Posted Friday 27 November 2020
A Kingston University nursing expert who established a pioneering programme to help Black, Asian and Minority Ethnic mental health nurses progress into senior roles has been named Most Innovative Teacher of the Year in the Times Higher Education awards.
Senior lecturer in clinical leadership and management in the University's School of Nursing Judith Francois received the prestigious accolade during a virtual ceremony which recognised institutions and staff from across the UK for exceptional teaching, research, student support, entrepreneurship, collaborations and outreach.
The Times Higher award panel cited Ms Francois' innovative approach to using pictorial resources created by artists and storytelling mechanisms to explore cultural understanding and wellbeing with both undergraduate and postgraduate students.
Alongside her teaching, the panel also praised her work as academic lead for the Harnessing BAME Mental Health Nurses' Talent programme, part-funded by the Burdett Trust for Nursing. The scheme offers mental health nurses from BAME backgrounds an opportunity to build leadership skills and confidence to move into management positions. The inclusivity champion's work in this area led to her being awarded a National Teaching Fellowship earlier this year, as well as being shortlisted for a Royal College of Nursing Institute award in 2019.
Being recognised for her efforts to create a more inclusive curriculum through innovative teaching practice was a real honour, Ms Francois said. "It's a surreal feeling but I'm so proud of the journey we have gone on. I always want to contextualise teaching around students' own experiences and make it meaningful for the individual through the strategies we put in place.

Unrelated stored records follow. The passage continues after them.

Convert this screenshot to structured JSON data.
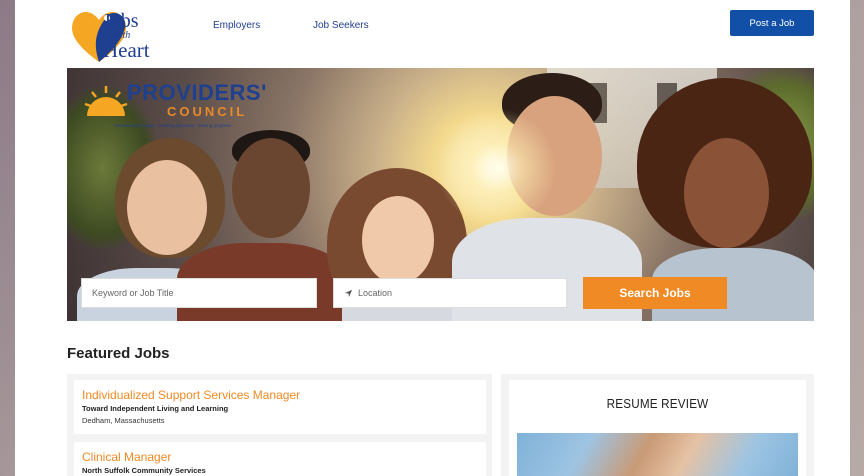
{
  "header": {
    "logo_line1": "Jobs",
    "logo_line2": "with",
    "logo_line3": "Heart",
    "nav": [
      "Employers",
      "Job Seekers"
    ],
    "post_button": "Post a Job"
  },
  "hero": {
    "brand_word1": "PROVIDERS'",
    "brand_word2": "COUNCIL",
    "brand_tagline": "Envisioning change · Leading advocacy · Driving progress",
    "keyword_placeholder": "Keyword or Job Title",
    "location_placeholder": "Location",
    "search_button": "Search Jobs"
  },
  "featured": {
    "title": "Featured Jobs",
    "jobs": [
      {
        "title": "Individualized Support Services Manager",
        "company": "Toward Independent Living and Learning",
        "location": "Dedham, Massachusetts"
      },
      {
        "title": "Clinical Manager",
        "company": "North Suffolk Community Services",
        "location": ""
      }
    ]
  },
  "sidebar": {
    "resume_title": "RESUME REVIEW"
  },
  "colors": {
    "accent_orange": "#f08a24",
    "brand_blue": "#1250a8",
    "nav_blue": "#1f3f8f"
  },
  "icons": {
    "location": "location-arrow-icon"
  }
}
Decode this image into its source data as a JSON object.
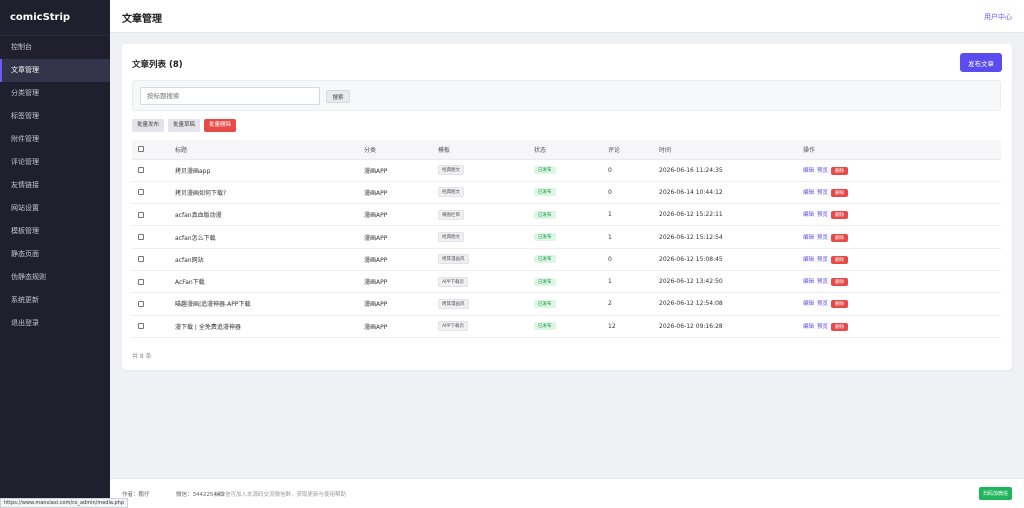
{
  "sidebar": {
    "logo": "comicStrip",
    "items": [
      {
        "label": "控制台"
      },
      {
        "label": "文章管理"
      },
      {
        "label": "分类管理"
      },
      {
        "label": "标签管理"
      },
      {
        "label": "附件管理"
      },
      {
        "label": "评论管理"
      },
      {
        "label": "友情链接"
      },
      {
        "label": "网站设置"
      },
      {
        "label": "模板管理"
      },
      {
        "label": "静态页面"
      },
      {
        "label": "伪静态规则"
      },
      {
        "label": "系统更新"
      },
      {
        "label": "退出登录"
      }
    ]
  },
  "header": {
    "title": "文章管理",
    "user_center": "用户中心"
  },
  "card": {
    "title": "文章列表 (8)",
    "publish_label": "发布文章"
  },
  "search": {
    "placeholder": "按标题搜索",
    "button_label": "搜索"
  },
  "bulk": {
    "publish_label": "批量发布",
    "draft_label": "批量草稿",
    "delete_label": "批量删除"
  },
  "table": {
    "headers": {
      "title": "标题",
      "category": "分类",
      "template": "模板",
      "status": "状态",
      "comments": "评论",
      "time": "时间",
      "ops": "操作"
    },
    "op_labels": {
      "edit": "编辑",
      "preview": "预览",
      "delete": "删除"
    },
    "rows": [
      {
        "title": "拷贝漫画app",
        "category": "漫画APP",
        "template": "经典图文",
        "status": "已发布",
        "comments": "0",
        "time": "2026-06-16 11:24:35"
      },
      {
        "title": "拷贝漫画如何下载?",
        "category": "漫画APP",
        "template": "经典图文",
        "status": "已发布",
        "comments": "0",
        "time": "2026-06-14 10:44:12"
      },
      {
        "title": "acfan真血版动漫",
        "category": "漫画APP",
        "template": "横图栏目",
        "status": "已发布",
        "comments": "1",
        "time": "2026-06-12 15:22:11"
      },
      {
        "title": "acfan怎么下载",
        "category": "漫画APP",
        "template": "经典图文",
        "status": "已发布",
        "comments": "1",
        "time": "2026-06-12 15:12:54"
      },
      {
        "title": "acfan网站",
        "category": "漫画APP",
        "template": "烤茸漫画风",
        "status": "已发布",
        "comments": "0",
        "time": "2026-06-12 15:08:45"
      },
      {
        "title": "AcFan下载",
        "category": "漫画APP",
        "template": "APP下载页",
        "status": "已发布",
        "comments": "1",
        "time": "2026-06-12 13:42:50"
      },
      {
        "title": "喵趣漫画|追漫神器-APP下载",
        "category": "漫画APP",
        "template": "烤茸漫画风",
        "status": "已发布",
        "comments": "2",
        "time": "2026-06-12 12:54:08"
      },
      {
        "title": "漫下载 | 全免费追漫神器",
        "category": "漫画APP",
        "template": "APP下载页",
        "status": "已发布",
        "comments": "12",
        "time": "2026-06-12 09:16:28"
      }
    ]
  },
  "total": "共 8 条",
  "footer": {
    "author": "作者：鹏仔",
    "wechat": "微信：344225443",
    "note": "加微信可加入本源码交流微信群，获取更新与使用帮助",
    "button_label": "扫码加微信"
  },
  "status_bar_url": "https://www.manxiaxi.com/cs_admin/media.php"
}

"Innovation for me is about making what is being taught real and enabling students to express themselves. As a student or in practice, it's about enabling discussions and finding out more about how each individual will respond to ensure we can effectively support that learning - removing barriers to success and providing the tools and confidence to progress."
In making the award, judges said they were highly impressed by Ms Francois' efforts to build resilience and self-efficacy for her students. "Her undergraduate and postgraduate work transcends cultural differences, creating an inclusive environment in which students can flourish," the judges said. "Her reach and her creativity demonstrably extend beyond higher education with her reflection toolkit to support BAME leadership development, which has been taken up for use in the NHS."
In other highlights from this year's awards, Kingston University's progressive approach towards supporting the military community saw it shortlisted in the Widening Participation or Outreach Initiative of the Year category. This recognised two initiatives, including Reading Force, which encourages Forces families to connect through shared reading, and a programme that educates trainee teachers about the particular challenges experienced by many armed forces children whose education is often disrupted by regular moves when their parents take up new posts.
A further project shortlisted in the International Collaboration of the Year category involved former Kingston midwifery expert, Dr Lesley Kay, who was invited to be midwifery educator as part of a life-saving twinning project between the Royal College of Midwives and the Bangladesh Midwifery Society.
Highlighting the vital contribution institutions across the United Kingdom make to society, Times Higher Education editor John Gill said: "The brilliance on display in every category, from institutions the length and breadth of the country, is a reminder of the role that universities must, and will, play in guiding the way through the coronavirus crisis".